WORK TASK:
Look through the entries below. Report each line that has the word "Torta" in it.

(Element data from apps and pages)

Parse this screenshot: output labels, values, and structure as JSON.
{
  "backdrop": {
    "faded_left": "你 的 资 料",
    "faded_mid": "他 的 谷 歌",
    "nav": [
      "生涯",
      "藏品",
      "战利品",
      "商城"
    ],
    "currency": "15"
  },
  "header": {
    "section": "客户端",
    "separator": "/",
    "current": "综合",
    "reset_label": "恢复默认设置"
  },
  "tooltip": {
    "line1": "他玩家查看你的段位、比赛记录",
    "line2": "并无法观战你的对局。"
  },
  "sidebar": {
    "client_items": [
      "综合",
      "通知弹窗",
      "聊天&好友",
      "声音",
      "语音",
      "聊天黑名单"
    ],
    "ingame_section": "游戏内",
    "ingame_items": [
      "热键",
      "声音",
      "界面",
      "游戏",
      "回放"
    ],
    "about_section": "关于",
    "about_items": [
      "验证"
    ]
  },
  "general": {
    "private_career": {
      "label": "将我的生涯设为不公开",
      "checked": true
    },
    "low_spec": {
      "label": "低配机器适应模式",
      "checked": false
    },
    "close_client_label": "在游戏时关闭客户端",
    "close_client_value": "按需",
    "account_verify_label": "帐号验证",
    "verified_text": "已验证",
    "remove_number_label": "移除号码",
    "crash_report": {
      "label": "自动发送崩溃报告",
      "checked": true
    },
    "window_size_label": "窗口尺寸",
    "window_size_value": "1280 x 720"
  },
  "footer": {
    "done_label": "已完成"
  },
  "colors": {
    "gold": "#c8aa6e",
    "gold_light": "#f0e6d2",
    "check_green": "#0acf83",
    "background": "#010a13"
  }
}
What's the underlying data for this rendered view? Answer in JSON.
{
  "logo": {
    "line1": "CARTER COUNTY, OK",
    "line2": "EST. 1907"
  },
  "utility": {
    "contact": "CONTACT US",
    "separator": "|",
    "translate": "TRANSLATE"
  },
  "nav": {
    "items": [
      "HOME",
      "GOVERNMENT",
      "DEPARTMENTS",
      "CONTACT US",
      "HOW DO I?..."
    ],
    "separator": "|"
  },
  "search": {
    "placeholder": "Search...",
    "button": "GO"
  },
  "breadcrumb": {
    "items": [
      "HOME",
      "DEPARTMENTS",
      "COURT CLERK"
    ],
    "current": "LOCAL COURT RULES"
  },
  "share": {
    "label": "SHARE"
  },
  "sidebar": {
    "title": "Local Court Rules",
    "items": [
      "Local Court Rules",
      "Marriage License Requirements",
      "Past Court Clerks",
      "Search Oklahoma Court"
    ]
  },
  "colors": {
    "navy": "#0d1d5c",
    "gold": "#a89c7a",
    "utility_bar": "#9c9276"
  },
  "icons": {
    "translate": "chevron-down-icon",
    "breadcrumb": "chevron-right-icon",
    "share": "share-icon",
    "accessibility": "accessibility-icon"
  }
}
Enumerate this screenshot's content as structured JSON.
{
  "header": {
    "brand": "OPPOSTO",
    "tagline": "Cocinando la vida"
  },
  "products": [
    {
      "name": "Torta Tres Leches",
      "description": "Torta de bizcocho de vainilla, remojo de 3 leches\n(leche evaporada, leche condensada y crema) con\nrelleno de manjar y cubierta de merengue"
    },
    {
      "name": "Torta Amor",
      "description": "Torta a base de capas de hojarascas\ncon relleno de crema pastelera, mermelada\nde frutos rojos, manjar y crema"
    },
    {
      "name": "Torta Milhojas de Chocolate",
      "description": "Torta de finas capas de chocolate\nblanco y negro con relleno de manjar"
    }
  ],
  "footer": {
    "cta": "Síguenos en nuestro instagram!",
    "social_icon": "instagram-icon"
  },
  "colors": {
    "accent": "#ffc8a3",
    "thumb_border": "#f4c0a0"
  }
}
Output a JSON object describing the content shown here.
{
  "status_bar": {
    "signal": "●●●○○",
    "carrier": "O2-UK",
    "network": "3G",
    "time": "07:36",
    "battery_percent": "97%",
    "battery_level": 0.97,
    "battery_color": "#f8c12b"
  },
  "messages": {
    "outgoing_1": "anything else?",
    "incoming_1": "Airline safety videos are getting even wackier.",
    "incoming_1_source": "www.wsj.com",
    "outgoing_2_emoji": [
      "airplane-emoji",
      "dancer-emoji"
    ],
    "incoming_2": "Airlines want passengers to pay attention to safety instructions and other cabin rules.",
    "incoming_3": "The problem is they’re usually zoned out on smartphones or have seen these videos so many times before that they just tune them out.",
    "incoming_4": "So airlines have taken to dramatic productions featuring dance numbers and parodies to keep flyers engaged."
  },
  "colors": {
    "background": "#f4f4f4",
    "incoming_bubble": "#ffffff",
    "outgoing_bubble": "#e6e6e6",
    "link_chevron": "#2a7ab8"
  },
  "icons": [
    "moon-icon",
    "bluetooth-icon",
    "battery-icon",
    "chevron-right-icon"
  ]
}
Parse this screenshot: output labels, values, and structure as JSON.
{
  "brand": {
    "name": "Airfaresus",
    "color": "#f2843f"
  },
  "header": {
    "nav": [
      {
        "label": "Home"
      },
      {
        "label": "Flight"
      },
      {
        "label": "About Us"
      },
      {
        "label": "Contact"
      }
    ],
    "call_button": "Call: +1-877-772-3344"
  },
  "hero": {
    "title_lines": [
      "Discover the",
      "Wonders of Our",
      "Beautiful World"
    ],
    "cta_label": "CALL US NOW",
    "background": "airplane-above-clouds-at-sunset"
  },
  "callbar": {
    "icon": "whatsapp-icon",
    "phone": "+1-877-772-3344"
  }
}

ANSWER SPACE:
      "name": "Torta Tres Leches",
      "description": "Torta de bizcocho de vainilla, remojo de 3 leches\n(leche evaporada, leche condensada y crema) con\nrelleno de manjar y cubierta de merengue"
      "name": "Torta Amor",
      "description": "Torta a base de capas de hojarascas\ncon relleno de crema pastelera, mermelada\nde frutos rojos, manjar y crema"
      "name": "Torta Milhojas de Chocolate",
      "description": "Torta de finas capas de chocolate\nblanco y negro con relleno de manjar"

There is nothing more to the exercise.